**Task directions:**
The records that follow are to be reproduced exactly. Any pictures in them are left out.

(App and web page records)
****

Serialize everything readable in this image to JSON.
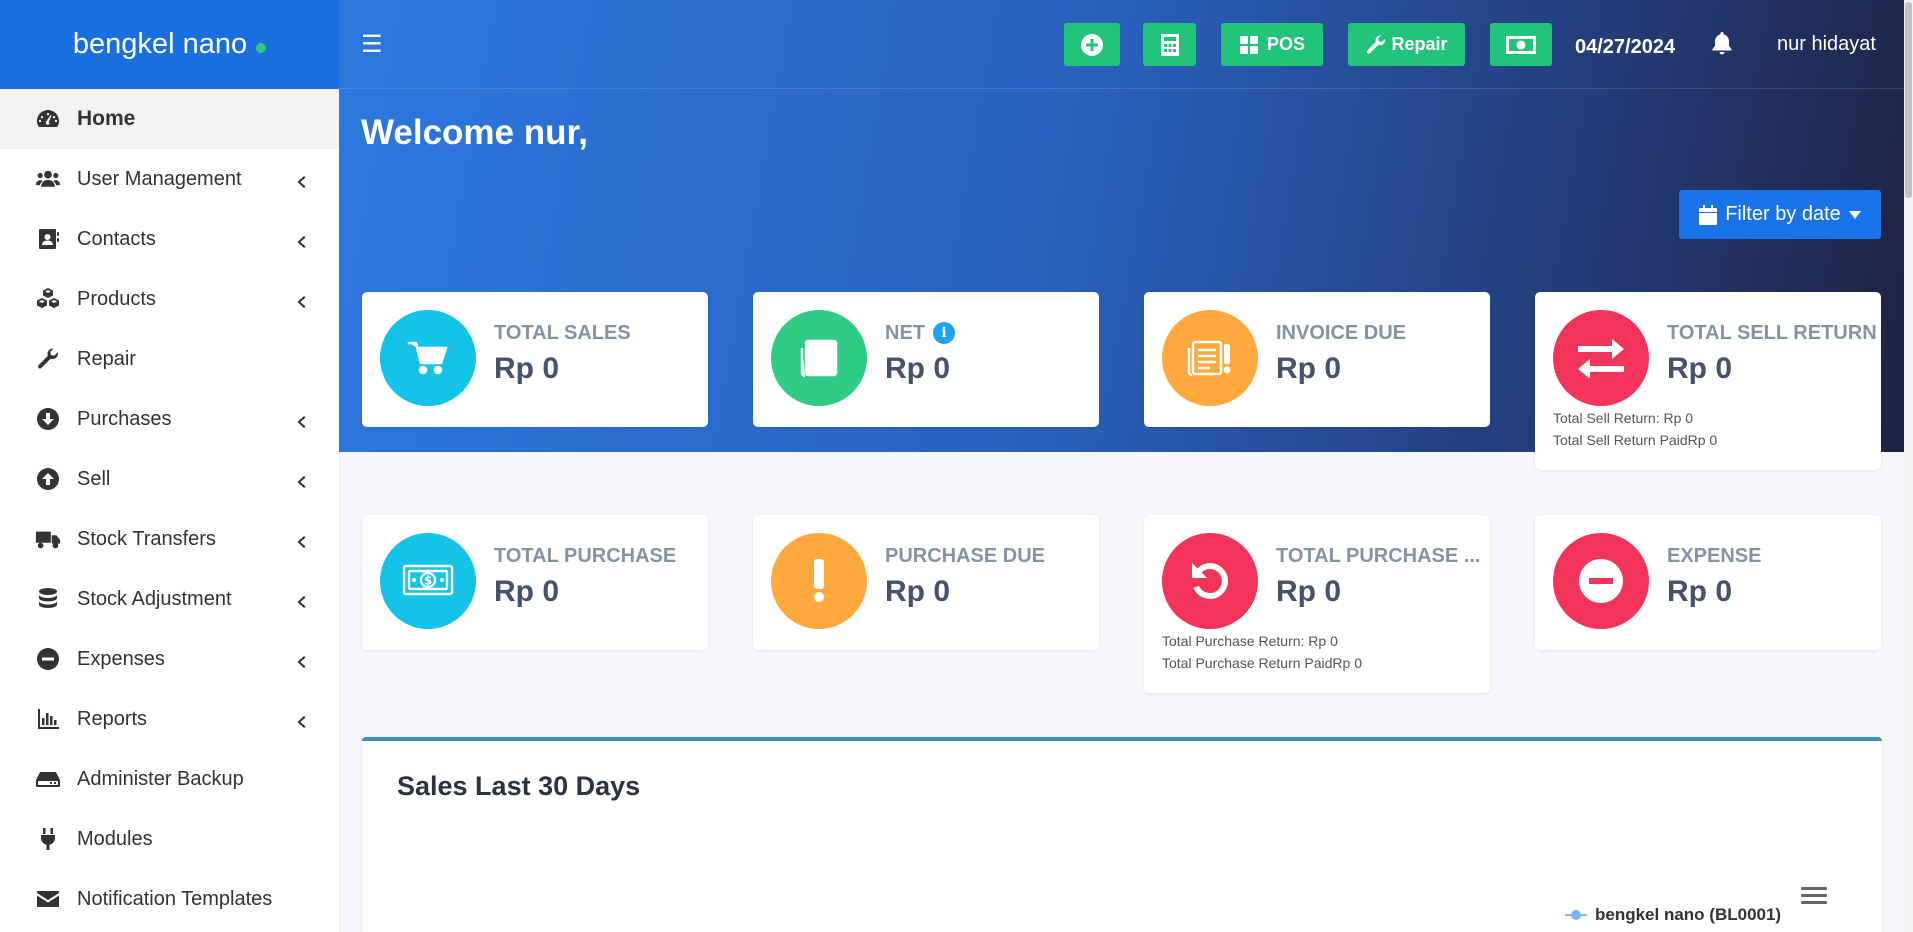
{
  "brand": {
    "name": "bengkel nano",
    "status_color": "#2ecc71",
    "bg": "#1a6fe0"
  },
  "sidebar": {
    "items": [
      {
        "label": "Home",
        "icon": "dashboard-icon",
        "has_children": false,
        "active": true
      },
      {
        "label": "User Management",
        "icon": "users-icon",
        "has_children": true
      },
      {
        "label": "Contacts",
        "icon": "address-book-icon",
        "has_children": true
      },
      {
        "label": "Products",
        "icon": "cubes-icon",
        "has_children": true
      },
      {
        "label": "Repair",
        "icon": "wrench-icon",
        "has_children": false
      },
      {
        "label": "Purchases",
        "icon": "arrow-circle-down-icon",
        "has_children": true
      },
      {
        "label": "Sell",
        "icon": "arrow-circle-up-icon",
        "has_children": true
      },
      {
        "label": "Stock Transfers",
        "icon": "truck-icon",
        "has_children": true
      },
      {
        "label": "Stock Adjustment",
        "icon": "database-icon",
        "has_children": true
      },
      {
        "label": "Expenses",
        "icon": "minus-circle-icon",
        "has_children": true
      },
      {
        "label": "Reports",
        "icon": "bar-chart-icon",
        "has_children": true
      },
      {
        "label": "Administer Backup",
        "icon": "hdd-icon",
        "has_children": false
      },
      {
        "label": "Modules",
        "icon": "plug-icon",
        "has_children": false
      },
      {
        "label": "Notification Templates",
        "icon": "envelope-icon",
        "has_children": false
      }
    ]
  },
  "header": {
    "menu_icon": "hamburger-icon",
    "pos_label": "POS",
    "repair_label": "Repair",
    "date": "04/27/2024",
    "user_name": "nur hidayat",
    "button_color": "#22c37a"
  },
  "main": {
    "welcome": "Welcome nur,",
    "filter_label": "Filter by date",
    "cards": [
      {
        "title": "TOTAL SALES",
        "value": "Rp 0",
        "icon": "cart-icon",
        "color": "#13c4e8"
      },
      {
        "title": "NET",
        "value": "Rp 0",
        "icon": "file-lines-icon",
        "color": "#2ecc85",
        "info": "i"
      },
      {
        "title": "INVOICE DUE",
        "value": "Rp 0",
        "icon": "invoice-warning-icon",
        "color": "#ffa83d"
      },
      {
        "title": "TOTAL SELL RETURN",
        "value": "Rp 0",
        "icon": "exchange-icon",
        "color": "#f2335a",
        "sub": [
          "Total Sell Return: Rp 0",
          "Total Sell Return PaidRp 0"
        ]
      },
      {
        "title": "TOTAL PURCHASE",
        "value": "Rp 0",
        "icon": "money-bill-icon",
        "color": "#13c4e8"
      },
      {
        "title": "PURCHASE DUE",
        "value": "Rp 0",
        "icon": "exclamation-icon",
        "color": "#ffa83d"
      },
      {
        "title": "TOTAL PURCHASE ...",
        "value": "Rp 0",
        "icon": "undo-icon",
        "color": "#f2335a",
        "sub": [
          "Total Purchase Return: Rp 0",
          "Total Purchase Return PaidRp 0"
        ]
      },
      {
        "title": "EXPENSE",
        "value": "Rp 0",
        "icon": "minus-circle-icon",
        "color": "#f2335a"
      }
    ],
    "chart": {
      "title": "Sales Last 30 Days",
      "legend": "bengkel nano (BL0001)",
      "series_color": "#7cb5ec"
    }
  }
}
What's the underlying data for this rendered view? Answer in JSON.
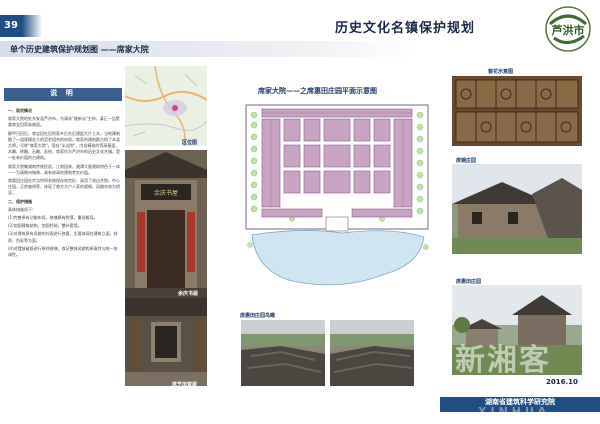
{
  "header": {
    "page_number": "39",
    "title": "历史文化名镇保护规划",
    "logo_text": "芦洪市",
    "subtitle": "单个历史建筑保护规划图 ——席家大院"
  },
  "sidebar": {
    "heading": "说  明",
    "paragraphs": [
      "一、现状情况",
      "席家大院地处东安县芦洪市，为清末\"维新派\"主帅，清正一品提督席宝田家族故居。",
      "解甲归田后，席宝田在回到家乡后先后建起大片土木，当地建筑融了一组规模宏大的官宅组合的府邸，席家的建筑群占地了本县大将，号称\"席家大院\"。现存\"半边院\"，内含精致的等高屋面、木雕、砖雕、石雕、彩绘，席家作为芦洪市的历史文化名镇，是一处有价值的古建筑。",
      "席家大院集湖南传统民居，江南园林，湘潭大屋建筑特色于一体——为清朝州城典，具有较高的建筑考究价值。",
      "席惠田庄园在宗法宗祠系统保存较完好，采用了周边合院，中心庄园，正房轴线等，体现了南方大户人家的规格，风貌亦较为明显。",
      "二、保护措施",
      "具体措施如下：",
      "(1)完善原有功能布局，修缮原有院落，重现格局。",
      "(2)加固建筑结构，加固柱础，整补套墙。",
      "(3)对建筑原有风貌的外观进行修复，主要体现在建筑立面，材质，色彩等方面。",
      "(4)对摆放破损进行原样修缮，保证整体风貌的原真性与统一协调性。"
    ]
  },
  "photos": {
    "map_caption": "区位图",
    "gate_caption": "余庆书屋",
    "hall_caption": "席芝田堂屋"
  },
  "plan": {
    "title": "席家大院——之席惠田庄园平面示意图"
  },
  "aerial": {
    "caption": "席惠田庄园鸟瞰"
  },
  "right": {
    "window_caption": "窗花示意图",
    "house_caption": "席娥庄园",
    "village_caption": "席惠田庄园"
  },
  "footer": {
    "date": "2016.10",
    "institute": "湖南省建筑科学研究院"
  },
  "watermark": {
    "main": "新湘客",
    "latin": "XINHUA"
  },
  "colors": {
    "accent": "#1f4e86",
    "plan_buildings": "#c9a3c4",
    "plan_pond": "#cfe6f2"
  }
}
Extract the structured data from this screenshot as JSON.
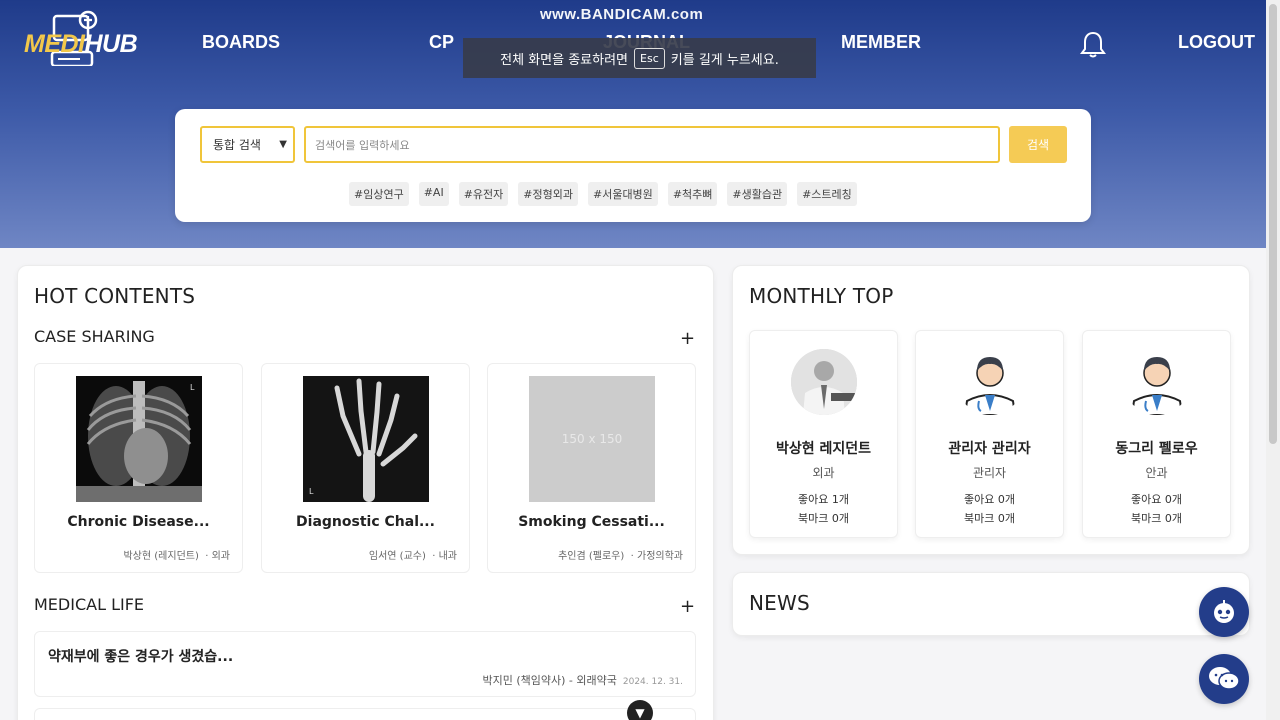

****

**Task answer:**
Serialize everything readable in this image to JSON.
{
  "brand": {
    "name": "bengkel nano",
    "status_color": "#2ecc71",
    "bg": "#1a6fe0"
  },
  "sidebar": {
    "items": [
      {
        "label": "Home",
        "icon": "dashboard-icon",
        "has_children": false,
        "active": true
      },
      {
        "label": "User Management",
        "icon": "users-icon",
        "has_children": true
      },
      {
        "label": "Contacts",
        "icon": "address-book-icon",
        "has_children": true
      },
      {
        "label": "Products",
        "icon": "cubes-icon",
        "has_children": true
      },
      {
        "label": "Repair",
        "icon": "wrench-icon",
        "has_children": false
      },
      {
        "label": "Purchases",
        "icon": "arrow-circle-down-icon",
        "has_children": true
      },
      {
        "label": "Sell",
        "icon": "arrow-circle-up-icon",
        "has_children": true
      },
      {
        "label": "Stock Transfers",
        "icon": "truck-icon",
        "has_children": true
      },
      {
        "label": "Stock Adjustment",
        "icon": "database-icon",
        "has_children": true
      },
      {
        "label": "Expenses",
        "icon": "minus-circle-icon",
        "has_children": true
      },
      {
        "label": "Reports",
        "icon": "bar-chart-icon",
        "has_children": true
      },
      {
        "label": "Administer Backup",
        "icon": "hdd-icon",
        "has_children": false
      },
      {
        "label": "Modules",
        "icon": "plug-icon",
        "has_children": false
      },
      {
        "label": "Notification Templates",
        "icon": "envelope-icon",
        "has_children": false
      }
    ]
  },
  "header": {
    "menu_icon": "hamburger-icon",
    "pos_label": "POS",
    "repair_label": "Repair",
    "date": "04/27/2024",
    "user_name": "nur hidayat",
    "button_color": "#22c37a"
  },
  "main": {
    "welcome": "Welcome nur,",
    "filter_label": "Filter by date",
    "cards": [
      {
        "title": "TOTAL SALES",
        "value": "Rp 0",
        "icon": "cart-icon",
        "color": "#13c4e8"
      },
      {
        "title": "NET",
        "value": "Rp 0",
        "icon": "file-lines-icon",
        "color": "#2ecc85",
        "info": "i"
      },
      {
        "title": "INVOICE DUE",
        "value": "Rp 0",
        "icon": "invoice-warning-icon",
        "color": "#ffa83d"
      },
      {
        "title": "TOTAL SELL RETURN",
        "value": "Rp 0",
        "icon": "exchange-icon",
        "color": "#f2335a",
        "sub": [
          "Total Sell Return: Rp 0",
          "Total Sell Return PaidRp 0"
        ]
      },
      {
        "title": "TOTAL PURCHASE",
        "value": "Rp 0",
        "icon": "money-bill-icon",
        "color": "#13c4e8"
      },
      {
        "title": "PURCHASE DUE",
        "value": "Rp 0",
        "icon": "exclamation-icon",
        "color": "#ffa83d"
      },
      {
        "title": "TOTAL PURCHASE ...",
        "value": "Rp 0",
        "icon": "undo-icon",
        "color": "#f2335a",
        "sub": [
          "Total Purchase Return: Rp 0",
          "Total Purchase Return PaidRp 0"
        ]
      },
      {
        "title": "EXPENSE",
        "value": "Rp 0",
        "icon": "minus-circle-icon",
        "color": "#f2335a"
      }
    ],
    "chart": {
      "title": "Sales Last 30 Days",
      "legend": "bengkel nano (BL0001)",
      "series_color": "#7cb5ec"
    }
  }
}
What's the underlying data for this rendered view? Answer in JSON.
{
  "header": {
    "page_number": "39",
    "title": "历史文化名镇保护规划",
    "logo_text": "芦洪市",
    "subtitle": "单个历史建筑保护规划图 ——席家大院"
  },
  "sidebar": {
    "heading": "说  明",
    "paragraphs": [
      "一、现状情况",
      "席家大院地处东安县芦洪市，为清末\"维新派\"主帅，清正一品提督席宝田家族故居。",
      "解甲归田后，席宝田在回到家乡后先后建起大片土木，当地建筑融了一组规模宏大的官宅组合的府邸，席家的建筑群占地了本县大将，号称\"席家大院\"。现存\"半边院\"，内含精致的等高屋面、木雕、砖雕、石雕、彩绘，席家作为芦洪市的历史文化名镇，是一处有价值的古建筑。",
      "席家大院集湖南传统民居，江南园林，湘潭大屋建筑特色于一体——为清朝州城典，具有较高的建筑考究价值。",
      "席惠田庄园在宗法宗祠系统保存较完好，采用了周边合院，中心庄园，正房轴线等，体现了南方大户人家的规格，风貌亦较为明显。",
      "二、保护措施",
      "具体措施如下：",
      "(1)完善原有功能布局，修缮原有院落，重现格局。",
      "(2)加固建筑结构，加固柱础，整补套墙。",
      "(3)对建筑原有风貌的外观进行修复，主要体现在建筑立面，材质，色彩等方面。",
      "(4)对摆放破损进行原样修缮，保证整体风貌的原真性与统一协调性。"
    ]
  },
  "photos": {
    "map_caption": "区位图",
    "gate_caption": "余庆书屋",
    "hall_caption": "席芝田堂屋"
  },
  "plan": {
    "title": "席家大院——之席惠田庄园平面示意图"
  },
  "aerial": {
    "caption": "席惠田庄园鸟瞰"
  },
  "right": {
    "window_caption": "窗花示意图",
    "house_caption": "席娥庄园",
    "village_caption": "席惠田庄园"
  },
  "footer": {
    "date": "2016.10",
    "institute": "湖南省建筑科学研究院"
  },
  "watermark": {
    "main": "新湘客",
    "latin": "XINHUA"
  },
  "colors": {
    "accent": "#1f4e86",
    "plan_buildings": "#c9a3c4",
    "plan_pond": "#cfe6f2"
  }
}
Extract the structured data from this screenshot as JSON.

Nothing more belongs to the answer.